The Future of Development Co-operation: Not the end, just the beginning of a new era?


By Andy Sumner, King’s College London

Yesterday’s blog listed five areas of change related to global poverty and economic development in developing countries. What do these changes mean for development co-operation?

First, development co-operation needs to adapt to the new polarisation within the developing world. More precisely, the old model of supporting ‘stuck’ and ‘ODA-dependent’ developing countries needs to be complemented with a new model of collaborating with ‘moving’ and ‘post-ODA’ developing countries.

Second, development co-operation to support expanding social welfare regimes and social protection systems focused particularly on children is important to disrupt the inter-generational transmission of poverty, especially given that under 18-year olds make up half of global poverty.

Over 100 developing countries have already established cash transfer schemes, which indicates that these systems are already being built, and systematic reviews concur on poverty reduction impacts. A global knowledge bank on building social welfare and social protection systems is thus one potential area for post-ODA development co-operation.

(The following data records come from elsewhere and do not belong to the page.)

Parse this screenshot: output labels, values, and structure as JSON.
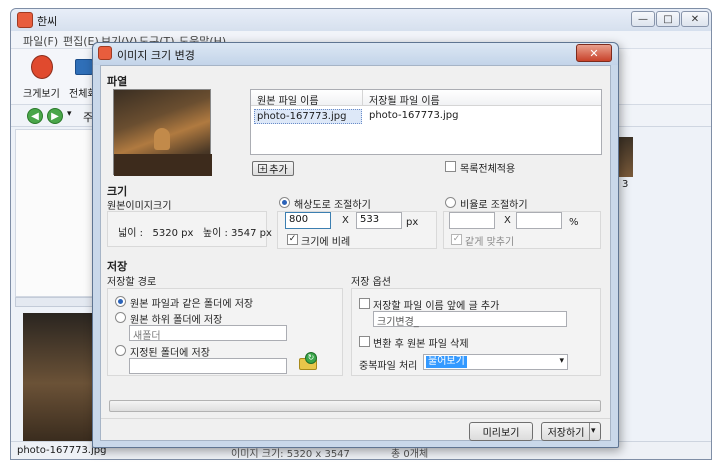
{
  "main_window": {
    "title": "한씨",
    "menu": [
      "파일(F)",
      "편집(E)",
      "보기(V)",
      "도구(T)",
      "도움말(H)"
    ],
    "toolbar": [
      {
        "label": "크게보기"
      },
      {
        "label": "전체화"
      }
    ],
    "nav_text": "주",
    "side_number": "3",
    "status": {
      "filename": "photo-167773.jpg",
      "info": "이미지 크기: 5320 x 3547",
      "count": "총 0개체"
    },
    "win_buttons": {
      "minimize": "—",
      "maximize": "□",
      "close": "✕"
    }
  },
  "dialog": {
    "title": "이미지 크기 변경",
    "close_label": "✕",
    "file_section": {
      "title": "파열",
      "columns": [
        "원본 파일 이름",
        "저장될 파일 이름"
      ],
      "rows": [
        {
          "original": "photo-167773.jpg",
          "target": "photo-167773.jpg"
        }
      ],
      "add_label": "추가",
      "apply_all_label": "목록전체적용"
    },
    "size_section": {
      "title": "크기",
      "original_label": "원본이미지크기",
      "original_size": "넓이 :   5320 px   높이 : 3547 px",
      "by_resolution_label": "해상도로 조절하기",
      "width": "800",
      "height": "533",
      "times": "X",
      "unit_px": "px",
      "keep_ratio_label": "크기에 비례",
      "by_ratio_label": "비율로 조절하기",
      "ratio_x": "",
      "ratio_y": "",
      "percent": "%",
      "same_ratio_label": "같게 맞추기"
    },
    "save_section": {
      "title": "저장",
      "path_title": "저장할 경로",
      "same_folder_label": "원본 파일과 같은 폴더에 저장",
      "subfolder_label": "원본 하위 폴더에 저장",
      "subfolder_value": "새폴더",
      "custom_folder_label": "지정된 폴더에 저장",
      "custom_folder_value": "",
      "options_title": "저장 옵션",
      "prefix_label": "저장할 파일 이름 앞에 글 추가",
      "prefix_value": "크기변경_",
      "delete_original_label": "변환 후 원본 파일 삭제",
      "duplicate_label": "중복파일 처리",
      "duplicate_value": "물어보기"
    },
    "buttons": {
      "preview": "미리보기",
      "save": "저장하기"
    }
  },
  "colors": {
    "selection": "#3399ff",
    "dialog_frame": "#c9d8ea",
    "close_red": "#c8422a"
  }
}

Third, development co-operation needs to consider the ‘productive’ side of economic development as a supporting structure to the ‘social’ side. This is because one of the greatest challenges facing many developing countries is the potential for undesirable patterns of structural transformation. Development co-operation needs to view this issue as a global challenge and understand the importance of the massive expansion of economic infrastructure that is required to support economic development. Long-run concessionary development finance is likely to be increasingly important for post-ODA countries to sustain that economic development, as infrastructure is often expensive and economic returns from infrastructure investment take generations to be fully realised.

Additionally, a focus on more spatially inclusive economic development supported with infrastructure investment could realise what Arthur Lewis called ‘trickle along’ economics. This entails connecting traditional sectors to growth poles and the modern sectors, connecting regions, and connecting countries. A stronger focus on spatially inclusive economic development (not just economic growth) would also address the fact that global poverty remains rural, albeit, in countries where data is available, up to half of poor households have no member working in agriculture.

In sum, a new polarisation within the developing world is emerging and much of global poverty is concentrated in moving and post-ODA countries. At the same time, economic development is getting harder as deindustrialisation is raising questions about future employment and productivity growth, and by extension future poverty reduction. Consequently, rather than winding down development co-operation as countries exit ODA, international support for inclusive economic development must adapt to a new era.

Further reading

Sumner, A. (2019) Global Poverty and Inequality: Change and Continuity in Late Development. Development and Change50(2): 410–425